> YOUR TASK
Nothing should differ between your output and the entries below.

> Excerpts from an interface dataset
********
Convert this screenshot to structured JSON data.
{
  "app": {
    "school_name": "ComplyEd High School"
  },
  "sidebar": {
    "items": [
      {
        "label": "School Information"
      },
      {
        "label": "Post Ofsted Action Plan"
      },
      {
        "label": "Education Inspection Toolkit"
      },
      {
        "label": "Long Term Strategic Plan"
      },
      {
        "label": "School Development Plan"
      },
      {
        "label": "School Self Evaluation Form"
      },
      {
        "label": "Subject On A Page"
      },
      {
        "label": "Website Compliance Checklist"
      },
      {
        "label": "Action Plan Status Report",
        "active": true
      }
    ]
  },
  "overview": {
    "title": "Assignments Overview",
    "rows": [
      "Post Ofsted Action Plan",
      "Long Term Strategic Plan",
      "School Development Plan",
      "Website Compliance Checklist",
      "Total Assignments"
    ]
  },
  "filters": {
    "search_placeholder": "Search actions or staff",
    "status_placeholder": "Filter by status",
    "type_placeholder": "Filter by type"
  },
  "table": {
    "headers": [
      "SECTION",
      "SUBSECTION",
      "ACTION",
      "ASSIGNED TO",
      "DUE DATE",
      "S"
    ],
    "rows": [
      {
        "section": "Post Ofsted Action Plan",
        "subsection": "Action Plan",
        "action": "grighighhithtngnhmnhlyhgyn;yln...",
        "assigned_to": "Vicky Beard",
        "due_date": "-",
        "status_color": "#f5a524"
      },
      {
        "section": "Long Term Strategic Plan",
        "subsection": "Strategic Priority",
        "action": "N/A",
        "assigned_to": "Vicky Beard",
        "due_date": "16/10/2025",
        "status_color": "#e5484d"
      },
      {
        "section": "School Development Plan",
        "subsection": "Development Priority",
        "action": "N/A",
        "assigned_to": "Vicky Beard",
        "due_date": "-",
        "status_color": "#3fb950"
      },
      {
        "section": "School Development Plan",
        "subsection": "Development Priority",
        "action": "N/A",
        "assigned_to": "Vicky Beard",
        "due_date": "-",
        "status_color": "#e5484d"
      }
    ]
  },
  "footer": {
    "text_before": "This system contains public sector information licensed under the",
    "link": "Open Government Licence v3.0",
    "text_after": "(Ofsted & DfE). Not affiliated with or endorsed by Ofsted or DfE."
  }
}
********
> YOUR RESPONSE
Convert this screenshot to structured JSON data.
{
  "app": {
    "school_name": "ComplyEd High School"
  },
  "sidebar": {
    "items": [
      {
        "label": "School Information"
      },
      {
        "label": "Post Ofsted Action Plan"
      },
      {
        "label": "Education Inspection Toolkit"
      },
      {
        "label": "Long Term Strategic Plan"
      },
      {
        "label": "School Development Plan"
      },
      {
        "label": "School Self Evaluation Form"
      },
      {
        "label": "Subject On A Page"
      },
      {
        "label": "Website Compliance Checklist"
      },
      {
        "label": "Action Plan Status Report",
        "active": true
      }
    ]
  },
  "overview": {
    "title": "Assignments Overview",
    "rows": [
      "Post Ofsted Action Plan",
      "Long Term Strategic Plan",
      "School Development Plan",
      "Website Compliance Checklist",
      "Total Assignments"
    ]
  },
  "filters": {
    "search_placeholder": "Search actions or staff",
    "status_placeholder": "Filter by status",
    "type_placeholder": "Filter by type"
  },
  "table": {
    "headers": [
      "SECTION",
      "SUBSECTION",
      "ACTION",
      "ASSIGNED TO",
      "DUE DATE",
      "S"
    ],
    "rows": [
      {
        "section": "Post Ofsted Action Plan",
        "subsection": "Action Plan",
        "action": "grighighhithtngnhmnhlyhgyn;yln...",
        "assigned_to": "Vicky Beard",
        "due_date": "-",
        "status_color": "#f5a524"
      },
      {
        "section": "Long Term Strategic Plan",
        "subsection": "Strategic Priority",
        "action": "N/A",
        "assigned_to": "Vicky Beard",
        "due_date": "16/10/2025",
        "status_color": "#e5484d"
      },
      {
        "section": "School Development Plan",
        "subsection": "Development Priority",
        "action": "N/A",
        "assigned_to": "Vicky Beard",
        "due_date": "-",
        "status_color": "#3fb950"
      },
      {
        "section": "School Development Plan",
        "subsection": "Development Priority",
        "action": "N/A",
        "assigned_to": "Vicky Beard",
        "due_date": "-",
        "status_color": "#e5484d"
      }
    ]
  },
  "footer": {
    "text_before": "This system contains public sector information licensed under the",
    "link": "Open Government Licence v3.0",
    "text_after": "(Ofsted & DfE). Not affiliated with or endorsed by Ofsted or DfE."
  }
}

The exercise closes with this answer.